Truss analysis is the process of determining the internal forces in the members of a truss structure. In practical truss construction, meeting all of these conditions exactly is physically impossible. In order to simplify the analysis process, certain assumptions are made about the truss structure. These assumptions aim to create an ideal truss structure that experiences only axial forces in its members.

In this article, we will discuss the assumptions made in truss analysis.

- Some assumptions are as follows:
- Members are assumed to be straight.
- Self-weight of members is typically neglected.
- In truss structures, members are interconnected solely at their ends.
- Frictionless pins connect members in truss structures.
- The use of pin connections in truss structures allows for joints to rotate freely.
- The centroidal axis of each truss member aligns with the line connecting centers of the adjacent joints.
- All loads and support reactions are only applied at the joints.
- Truss members cannot carry bending moment loads, and loads are never applied in the middle of the member.
- Deformation of members under loads is typically assumed to be negligible in truss analysis.
- For equilibrium, forces acting at each end of a member in a truss structure must be equal and opposite.

In real trusses, these idealizations are almost never completely realized. As stated previously, real trusses are constructed by connecting members to gusset plates by welded or bolted connections. We make some assumptions in the truss analysis that significantly simplify the process.

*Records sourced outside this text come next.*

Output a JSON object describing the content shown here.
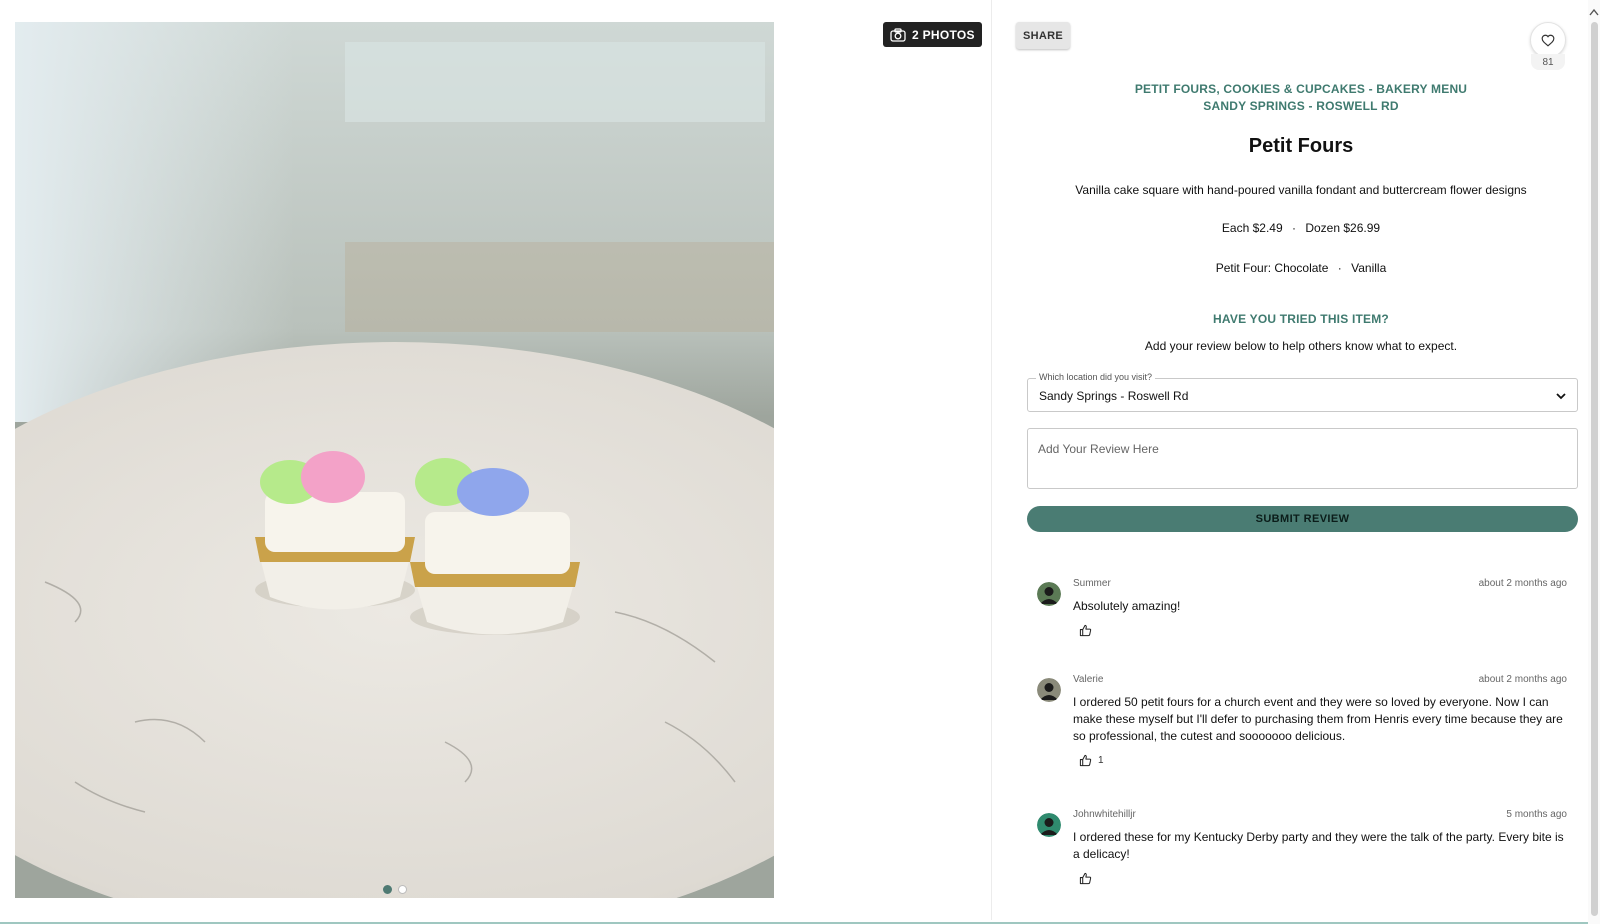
{
  "gallery": {
    "photos_label": "2 PHOTOS",
    "photo_alt": "Two petit fours with green, pink and blue buttercream flowers on a marble table",
    "dot_count": 2,
    "active_dot": 1
  },
  "actions": {
    "share_label": "SHARE",
    "like_count": "81"
  },
  "item": {
    "category": "PETIT FOURS, COOKIES & CUPCAKES - BAKERY MENU",
    "location": "SANDY SPRINGS - ROSWELL RD",
    "title": "Petit Fours",
    "description": "Vanilla cake square with hand-poured vanilla fondant and buttercream flower designs",
    "price_each": "Each $2.49",
    "price_dozen": "Dozen $26.99",
    "flavor_label": "Petit Four:",
    "flavor_1": "Chocolate",
    "flavor_2": "Vanilla",
    "dot": "·"
  },
  "review_form": {
    "heading": "HAVE YOU TRIED THIS ITEM?",
    "subheading": "Add your review below to help others know what to expect.",
    "location_legend": "Which location did you visit?",
    "location_value": "Sandy Springs - Roswell Rd",
    "review_placeholder": "Add Your Review Here",
    "submit_label": "SUBMIT REVIEW"
  },
  "reviews": [
    {
      "name": "Summer",
      "time": "about 2 months ago",
      "text": "Absolutely amazing!",
      "likes": ""
    },
    {
      "name": "Valerie",
      "time": "about 2 months ago",
      "text": "I ordered 50 petit fours for a church event and they were so loved by everyone. Now I can make these myself but I'll defer to purchasing them from Henris every time because they are so professional, the cutest and sooooooo delicious.",
      "likes": "1"
    },
    {
      "name": "Johnwhitehilljr",
      "time": "5 months ago",
      "text": "I ordered these for my Kentucky Derby party and they were the talk of the party. Every bite is a delicacy!",
      "likes": ""
    }
  ],
  "colors": {
    "accent": "#3f7a6f",
    "button": "#4a7c73"
  }
}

Despite the fact that these idealizations are not typically fully realized. Real truss structures are built using welded or bolted connections to attach members to gusset plates. These assumptions are made in truss analysis to simplify the process.